At face value this suggests that REITs are facing tough times ahead. Does this mean however that property is down and out?
As real assets, property has physical value tied to the land it occupies and linked to the ability to generate growing income over time. While a reduction in earnings for REITs is likely, the outlook for general equities is even more uncertain.
The claims on a business’s cashflow and the order in which it becomes a receivable to others is also important. For commercial real estate, leases are a legal obligation on a tenant’s business to pay rent ahead of any other payments to equity holders. This ‘prioritisation’ means that cashflows that fuel REITs distributions will be receivable by the REIT before becoming available for dividends in general equities. This is therefore an important consideration favouring retaining REIT exposure.
While the near-term outlook for REITs is one of uncertainty, the same goes for all asset classes. The lure of a wholesale rotation out of an asset class can be strong. However, persistence of return among asset classes is highly fickle. Predicting the path of return between asset classes is notoriously difficult to judge accurately. Switching asset allocation introduces the risk of mis-timing sudden market moves.
What goes for the major asset classes also holds for inter-asset class sectors. As an example, the following table shows the annual performance of each of the GICS sectors that make up the S&P/ASX 300 Index since the trough of the equities market in the GFC.
As can be seen, different sectors clearly moved at different speeds as the recovery phase kicked in. It is logical to expect that this time will be no different. Maintaining exposure to the different return drivers of an economy is just as important as a diversified portfolio of asset classes.

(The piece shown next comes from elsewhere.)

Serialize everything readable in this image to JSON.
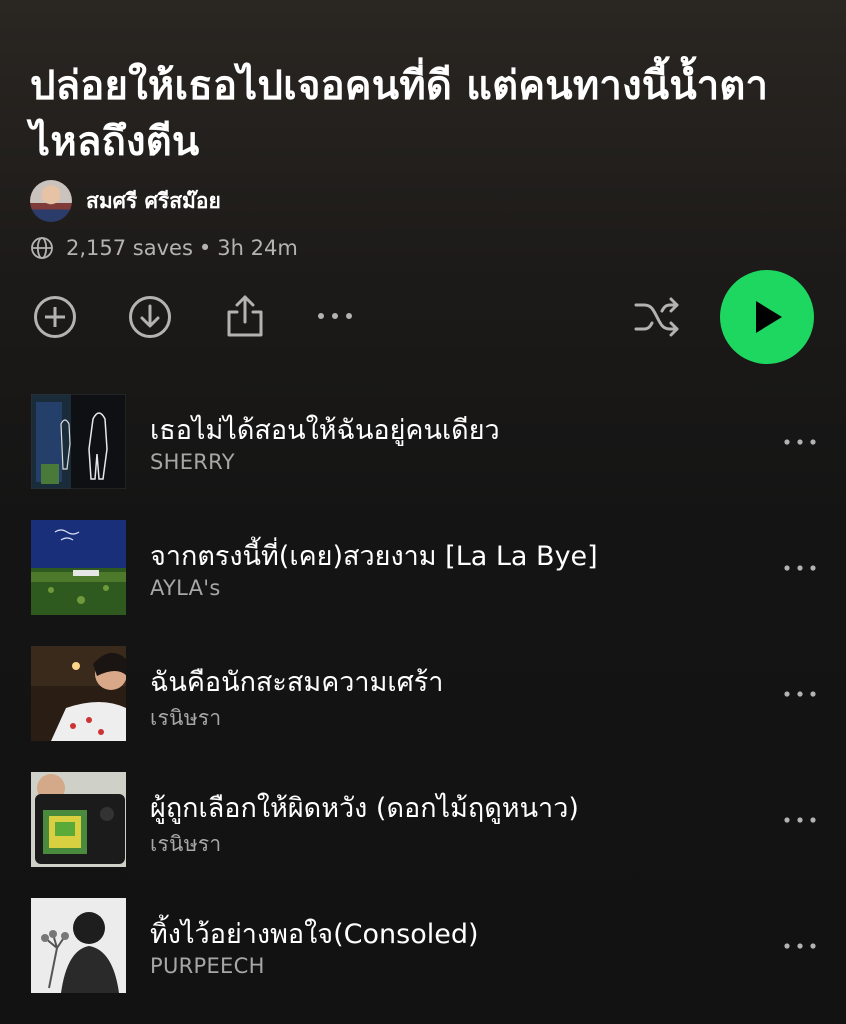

Given REITs have a strong income focus, in a world where the ‘lower for longer’ interest rates scenario has extended out to hitherto unforeseen levels, the merit of real estate remains intact. Post this crisis, we believe the demand for income generating assets will continue, if not actually increase.
Income yields from REITs relative to general equities have historically been compelling. Although the short-term outlook for earnings is challenged, as discussed previously, this applies equally to REITs and equities.
The concentration across sectors and stocks within the AREIT Index has always been a challenge to be navigated. It is noticeable however that AREITs have consistently yielded higher than GREITs. When combined with AREITs ability to generate tax advantaged income, this makes a compelling argument to retain at least some exposure to AREITs as part of a portfolio’s overall allocation to property.
Despite the challenges COVID-19 is throwing at the real estate sector in the near term, businesses still require real estate as an operating platform as part of the value chain. It is too early to tell to what extent secular changes (which were already underway) will be fast tracked by these events. The rise of online retail, the increasing importance of logistics centres and greater demand for flexibility in office utilisation are all themes being accelerated by current events. Landlords are acutely aware of these changes and for the most part are pivoting to meet them. While there are undoubtedly some who will lose out, others stand to gain.
It is difficult to predict the extent and duration of the current viral outbreak. The key to robust portfolio management should be not to predict events, but to prepare for the unexpected. With the medium-term future for the global economy unclear, owning assets with an array of risk drivers, including REITs, should be advantageous.
By Dug Higgins, Head of Real Assets & Listed Strategies